Problem
In the data below, find every line that has the string "underline", and copy it.

--- Data under study Enclosed Below ---

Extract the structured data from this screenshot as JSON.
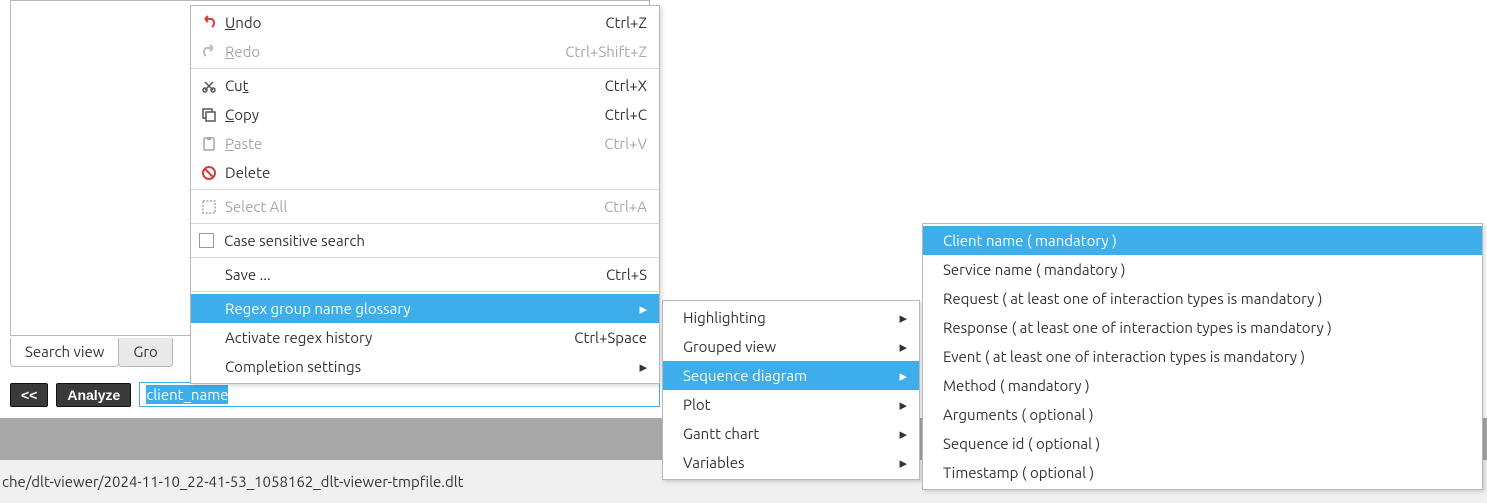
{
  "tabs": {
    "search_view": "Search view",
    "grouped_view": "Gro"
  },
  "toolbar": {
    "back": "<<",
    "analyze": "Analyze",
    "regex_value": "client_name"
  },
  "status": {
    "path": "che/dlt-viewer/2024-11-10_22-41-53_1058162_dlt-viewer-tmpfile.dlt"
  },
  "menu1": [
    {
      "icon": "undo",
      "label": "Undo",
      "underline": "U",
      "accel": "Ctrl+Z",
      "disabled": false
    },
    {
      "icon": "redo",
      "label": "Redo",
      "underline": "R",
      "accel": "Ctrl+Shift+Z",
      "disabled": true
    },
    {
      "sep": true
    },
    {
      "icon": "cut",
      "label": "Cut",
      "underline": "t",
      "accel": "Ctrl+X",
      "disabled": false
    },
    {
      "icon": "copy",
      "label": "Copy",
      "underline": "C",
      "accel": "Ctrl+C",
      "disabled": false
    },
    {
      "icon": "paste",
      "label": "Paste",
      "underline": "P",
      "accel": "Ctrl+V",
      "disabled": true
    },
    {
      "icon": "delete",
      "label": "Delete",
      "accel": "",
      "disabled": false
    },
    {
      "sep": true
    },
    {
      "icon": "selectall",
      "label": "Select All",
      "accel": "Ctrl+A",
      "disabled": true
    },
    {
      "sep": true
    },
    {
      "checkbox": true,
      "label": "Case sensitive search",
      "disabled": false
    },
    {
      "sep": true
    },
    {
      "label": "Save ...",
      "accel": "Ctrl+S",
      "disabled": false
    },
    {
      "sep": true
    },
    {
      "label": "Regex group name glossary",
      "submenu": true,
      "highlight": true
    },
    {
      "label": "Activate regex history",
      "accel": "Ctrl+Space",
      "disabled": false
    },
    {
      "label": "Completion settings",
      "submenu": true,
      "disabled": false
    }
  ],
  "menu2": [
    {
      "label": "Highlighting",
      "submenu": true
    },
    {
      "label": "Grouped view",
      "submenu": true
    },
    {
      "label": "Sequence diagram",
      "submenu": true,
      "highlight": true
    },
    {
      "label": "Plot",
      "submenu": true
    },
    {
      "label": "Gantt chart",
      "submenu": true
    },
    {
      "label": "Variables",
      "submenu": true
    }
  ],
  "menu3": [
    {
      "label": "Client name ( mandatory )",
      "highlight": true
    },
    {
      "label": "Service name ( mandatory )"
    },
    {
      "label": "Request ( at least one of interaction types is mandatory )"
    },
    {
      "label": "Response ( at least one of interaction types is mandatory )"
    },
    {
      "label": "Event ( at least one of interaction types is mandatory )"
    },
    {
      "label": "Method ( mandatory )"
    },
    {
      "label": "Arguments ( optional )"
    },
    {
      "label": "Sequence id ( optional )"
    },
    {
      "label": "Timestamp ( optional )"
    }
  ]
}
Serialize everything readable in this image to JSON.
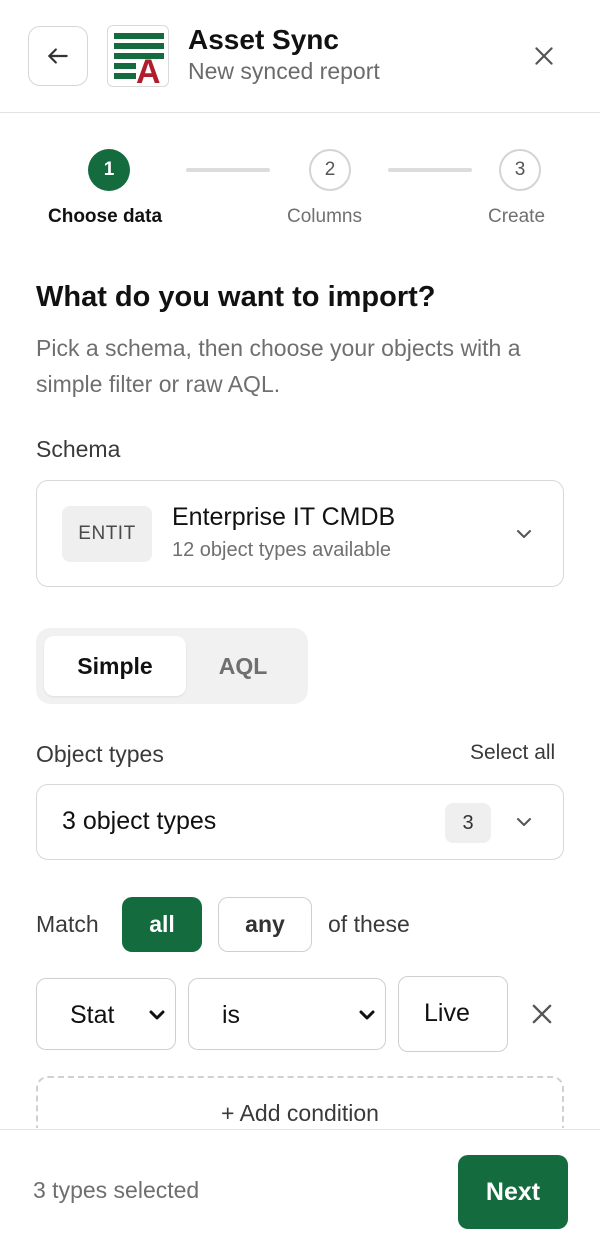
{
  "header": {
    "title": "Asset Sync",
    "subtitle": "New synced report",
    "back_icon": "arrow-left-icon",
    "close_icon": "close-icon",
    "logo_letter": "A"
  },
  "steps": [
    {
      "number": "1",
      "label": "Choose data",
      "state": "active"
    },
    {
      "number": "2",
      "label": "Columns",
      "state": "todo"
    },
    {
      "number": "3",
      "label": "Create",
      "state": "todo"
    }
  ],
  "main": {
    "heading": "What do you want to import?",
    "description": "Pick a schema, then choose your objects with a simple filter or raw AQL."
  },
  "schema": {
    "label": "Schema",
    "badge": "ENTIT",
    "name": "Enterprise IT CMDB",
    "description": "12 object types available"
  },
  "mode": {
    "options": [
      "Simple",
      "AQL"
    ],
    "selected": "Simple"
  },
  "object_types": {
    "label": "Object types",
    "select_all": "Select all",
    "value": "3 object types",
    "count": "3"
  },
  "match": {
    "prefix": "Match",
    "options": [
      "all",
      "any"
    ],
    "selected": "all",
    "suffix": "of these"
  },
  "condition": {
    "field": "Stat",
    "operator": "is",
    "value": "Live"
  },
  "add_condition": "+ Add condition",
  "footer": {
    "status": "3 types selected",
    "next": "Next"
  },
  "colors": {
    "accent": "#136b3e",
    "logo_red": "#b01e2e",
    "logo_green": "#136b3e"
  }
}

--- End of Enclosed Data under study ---

Solution
      "underline": "U",
      "underline": "R",
      "underline": "t",
      "underline": "C",
      "underline": "P",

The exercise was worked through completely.